(Source data)
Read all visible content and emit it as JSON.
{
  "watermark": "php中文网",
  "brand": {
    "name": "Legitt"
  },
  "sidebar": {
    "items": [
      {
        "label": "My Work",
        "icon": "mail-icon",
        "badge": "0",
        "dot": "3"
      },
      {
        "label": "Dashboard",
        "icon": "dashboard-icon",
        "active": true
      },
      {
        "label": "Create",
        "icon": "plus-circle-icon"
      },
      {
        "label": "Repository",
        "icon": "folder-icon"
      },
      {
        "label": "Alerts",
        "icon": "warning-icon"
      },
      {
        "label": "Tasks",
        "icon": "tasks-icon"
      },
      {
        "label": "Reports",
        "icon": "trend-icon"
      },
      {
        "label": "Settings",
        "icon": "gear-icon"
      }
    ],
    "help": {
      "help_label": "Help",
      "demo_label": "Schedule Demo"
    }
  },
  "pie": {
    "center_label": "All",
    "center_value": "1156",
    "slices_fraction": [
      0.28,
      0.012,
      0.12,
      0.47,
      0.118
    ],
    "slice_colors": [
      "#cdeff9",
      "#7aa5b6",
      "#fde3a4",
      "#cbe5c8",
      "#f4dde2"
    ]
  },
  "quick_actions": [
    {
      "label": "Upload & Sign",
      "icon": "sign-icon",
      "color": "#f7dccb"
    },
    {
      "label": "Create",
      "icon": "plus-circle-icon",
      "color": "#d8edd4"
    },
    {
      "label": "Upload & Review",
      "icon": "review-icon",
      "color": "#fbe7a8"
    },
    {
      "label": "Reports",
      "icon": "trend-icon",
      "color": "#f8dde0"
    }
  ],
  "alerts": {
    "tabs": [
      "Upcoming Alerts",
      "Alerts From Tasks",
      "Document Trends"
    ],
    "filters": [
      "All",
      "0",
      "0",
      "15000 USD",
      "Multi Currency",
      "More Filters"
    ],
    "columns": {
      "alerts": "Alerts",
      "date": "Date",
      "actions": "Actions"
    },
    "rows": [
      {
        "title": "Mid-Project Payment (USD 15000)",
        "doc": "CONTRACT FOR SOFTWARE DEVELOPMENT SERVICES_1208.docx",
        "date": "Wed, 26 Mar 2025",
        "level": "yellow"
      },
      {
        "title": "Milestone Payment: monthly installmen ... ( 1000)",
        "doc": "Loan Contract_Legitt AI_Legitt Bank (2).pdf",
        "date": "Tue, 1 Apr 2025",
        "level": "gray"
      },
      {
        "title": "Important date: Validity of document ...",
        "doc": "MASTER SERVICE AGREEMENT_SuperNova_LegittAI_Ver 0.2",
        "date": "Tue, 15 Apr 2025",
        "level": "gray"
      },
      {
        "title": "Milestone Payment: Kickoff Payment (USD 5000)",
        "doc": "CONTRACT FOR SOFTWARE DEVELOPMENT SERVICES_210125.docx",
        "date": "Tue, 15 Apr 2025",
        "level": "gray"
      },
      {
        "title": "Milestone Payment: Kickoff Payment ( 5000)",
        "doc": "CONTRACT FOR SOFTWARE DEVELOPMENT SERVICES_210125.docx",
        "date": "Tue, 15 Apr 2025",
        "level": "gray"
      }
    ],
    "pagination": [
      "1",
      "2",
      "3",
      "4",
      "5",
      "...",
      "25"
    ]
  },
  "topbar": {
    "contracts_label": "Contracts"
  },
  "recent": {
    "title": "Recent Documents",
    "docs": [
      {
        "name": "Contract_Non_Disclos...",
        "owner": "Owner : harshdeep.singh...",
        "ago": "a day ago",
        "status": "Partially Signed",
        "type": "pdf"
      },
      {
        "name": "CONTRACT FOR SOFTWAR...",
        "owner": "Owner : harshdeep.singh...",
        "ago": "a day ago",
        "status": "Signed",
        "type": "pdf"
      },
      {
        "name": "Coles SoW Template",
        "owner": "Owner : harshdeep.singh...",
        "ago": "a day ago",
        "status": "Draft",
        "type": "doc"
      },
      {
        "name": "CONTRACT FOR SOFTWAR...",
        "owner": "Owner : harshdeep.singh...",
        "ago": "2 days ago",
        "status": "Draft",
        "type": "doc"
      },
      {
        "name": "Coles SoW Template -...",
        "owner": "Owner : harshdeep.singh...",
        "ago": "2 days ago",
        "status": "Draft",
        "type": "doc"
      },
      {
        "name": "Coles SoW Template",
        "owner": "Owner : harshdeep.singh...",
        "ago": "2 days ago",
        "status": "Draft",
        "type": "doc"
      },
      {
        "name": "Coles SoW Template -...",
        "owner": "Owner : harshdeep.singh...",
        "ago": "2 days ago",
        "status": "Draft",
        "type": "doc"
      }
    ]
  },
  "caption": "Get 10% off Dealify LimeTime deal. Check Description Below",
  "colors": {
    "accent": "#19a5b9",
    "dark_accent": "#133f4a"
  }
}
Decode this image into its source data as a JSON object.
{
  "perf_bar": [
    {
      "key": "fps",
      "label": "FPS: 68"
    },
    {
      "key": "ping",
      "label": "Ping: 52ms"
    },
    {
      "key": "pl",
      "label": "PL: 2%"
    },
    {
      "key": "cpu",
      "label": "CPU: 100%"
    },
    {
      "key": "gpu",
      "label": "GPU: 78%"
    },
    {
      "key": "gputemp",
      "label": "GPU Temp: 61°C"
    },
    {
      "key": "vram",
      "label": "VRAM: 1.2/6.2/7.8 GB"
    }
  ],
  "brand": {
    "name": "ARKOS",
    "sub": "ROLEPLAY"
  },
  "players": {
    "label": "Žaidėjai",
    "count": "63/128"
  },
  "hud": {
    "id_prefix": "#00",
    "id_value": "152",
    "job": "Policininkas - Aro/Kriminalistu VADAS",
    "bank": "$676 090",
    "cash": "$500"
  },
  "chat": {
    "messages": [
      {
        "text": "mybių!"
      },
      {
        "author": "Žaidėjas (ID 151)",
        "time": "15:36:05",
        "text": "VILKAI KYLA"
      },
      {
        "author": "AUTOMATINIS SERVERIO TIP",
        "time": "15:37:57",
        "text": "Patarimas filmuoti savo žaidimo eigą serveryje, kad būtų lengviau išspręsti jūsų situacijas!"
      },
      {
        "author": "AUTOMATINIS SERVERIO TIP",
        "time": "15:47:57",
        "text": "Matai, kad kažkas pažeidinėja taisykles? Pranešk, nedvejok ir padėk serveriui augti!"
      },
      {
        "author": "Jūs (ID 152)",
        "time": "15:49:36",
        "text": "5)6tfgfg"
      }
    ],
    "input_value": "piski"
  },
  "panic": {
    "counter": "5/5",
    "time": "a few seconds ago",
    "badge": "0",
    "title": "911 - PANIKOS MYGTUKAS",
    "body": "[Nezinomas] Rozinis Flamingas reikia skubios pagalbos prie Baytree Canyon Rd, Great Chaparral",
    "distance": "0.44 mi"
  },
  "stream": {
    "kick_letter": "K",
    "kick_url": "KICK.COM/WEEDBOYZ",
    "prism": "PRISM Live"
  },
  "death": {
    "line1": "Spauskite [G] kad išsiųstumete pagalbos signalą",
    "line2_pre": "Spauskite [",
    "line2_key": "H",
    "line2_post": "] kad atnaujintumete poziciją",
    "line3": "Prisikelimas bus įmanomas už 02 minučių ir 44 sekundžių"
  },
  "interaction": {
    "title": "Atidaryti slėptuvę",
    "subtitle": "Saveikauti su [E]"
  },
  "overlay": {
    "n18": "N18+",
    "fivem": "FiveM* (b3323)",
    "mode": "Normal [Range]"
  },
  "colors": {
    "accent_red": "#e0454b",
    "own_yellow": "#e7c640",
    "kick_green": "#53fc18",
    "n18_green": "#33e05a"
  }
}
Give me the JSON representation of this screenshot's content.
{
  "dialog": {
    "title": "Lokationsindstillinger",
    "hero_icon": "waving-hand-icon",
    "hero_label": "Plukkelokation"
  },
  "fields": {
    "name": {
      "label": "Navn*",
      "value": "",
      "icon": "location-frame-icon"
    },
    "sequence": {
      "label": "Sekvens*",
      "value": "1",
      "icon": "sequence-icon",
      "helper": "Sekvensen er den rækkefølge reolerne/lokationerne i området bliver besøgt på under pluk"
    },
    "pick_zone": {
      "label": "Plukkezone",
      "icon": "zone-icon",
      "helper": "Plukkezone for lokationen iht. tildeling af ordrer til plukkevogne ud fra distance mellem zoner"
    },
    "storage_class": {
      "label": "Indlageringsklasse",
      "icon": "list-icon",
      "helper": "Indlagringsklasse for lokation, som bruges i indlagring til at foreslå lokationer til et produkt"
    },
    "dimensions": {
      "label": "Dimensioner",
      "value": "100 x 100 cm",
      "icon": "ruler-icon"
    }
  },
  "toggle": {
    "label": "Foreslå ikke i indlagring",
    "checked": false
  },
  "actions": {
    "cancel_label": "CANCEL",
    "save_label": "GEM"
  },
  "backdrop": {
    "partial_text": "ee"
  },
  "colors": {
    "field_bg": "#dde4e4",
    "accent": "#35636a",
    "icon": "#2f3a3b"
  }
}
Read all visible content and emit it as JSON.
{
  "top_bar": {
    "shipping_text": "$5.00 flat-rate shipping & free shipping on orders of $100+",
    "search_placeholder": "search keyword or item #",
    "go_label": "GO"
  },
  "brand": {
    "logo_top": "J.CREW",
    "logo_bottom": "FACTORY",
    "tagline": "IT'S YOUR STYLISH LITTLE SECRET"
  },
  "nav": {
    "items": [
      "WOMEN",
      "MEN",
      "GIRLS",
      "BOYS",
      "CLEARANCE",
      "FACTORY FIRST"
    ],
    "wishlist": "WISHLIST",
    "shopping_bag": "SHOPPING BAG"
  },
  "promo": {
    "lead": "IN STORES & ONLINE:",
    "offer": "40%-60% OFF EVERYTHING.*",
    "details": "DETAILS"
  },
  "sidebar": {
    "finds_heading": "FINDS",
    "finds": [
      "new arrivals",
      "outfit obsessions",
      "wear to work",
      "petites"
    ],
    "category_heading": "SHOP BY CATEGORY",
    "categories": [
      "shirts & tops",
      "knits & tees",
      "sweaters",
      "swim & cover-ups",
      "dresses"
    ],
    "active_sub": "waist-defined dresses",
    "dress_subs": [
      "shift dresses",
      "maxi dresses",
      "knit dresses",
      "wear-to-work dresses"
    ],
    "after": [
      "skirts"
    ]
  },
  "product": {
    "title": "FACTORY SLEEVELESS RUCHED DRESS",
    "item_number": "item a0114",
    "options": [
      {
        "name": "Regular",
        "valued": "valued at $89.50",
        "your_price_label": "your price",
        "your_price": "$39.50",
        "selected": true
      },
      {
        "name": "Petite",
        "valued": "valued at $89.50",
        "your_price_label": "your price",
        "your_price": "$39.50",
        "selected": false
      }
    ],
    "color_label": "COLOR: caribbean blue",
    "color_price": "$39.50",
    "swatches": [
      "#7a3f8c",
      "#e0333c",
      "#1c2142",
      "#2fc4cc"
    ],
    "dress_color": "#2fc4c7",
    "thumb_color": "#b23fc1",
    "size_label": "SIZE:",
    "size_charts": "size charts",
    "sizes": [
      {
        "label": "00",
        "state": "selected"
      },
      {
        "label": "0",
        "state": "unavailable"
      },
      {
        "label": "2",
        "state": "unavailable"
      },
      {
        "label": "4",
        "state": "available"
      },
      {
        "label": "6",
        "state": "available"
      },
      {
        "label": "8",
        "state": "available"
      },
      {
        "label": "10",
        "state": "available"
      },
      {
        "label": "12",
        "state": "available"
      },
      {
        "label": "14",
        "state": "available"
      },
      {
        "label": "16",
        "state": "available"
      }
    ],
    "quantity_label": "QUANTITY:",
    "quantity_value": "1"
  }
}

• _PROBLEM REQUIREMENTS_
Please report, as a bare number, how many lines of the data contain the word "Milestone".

• _SOLUTION TO THE EXERCISE_
3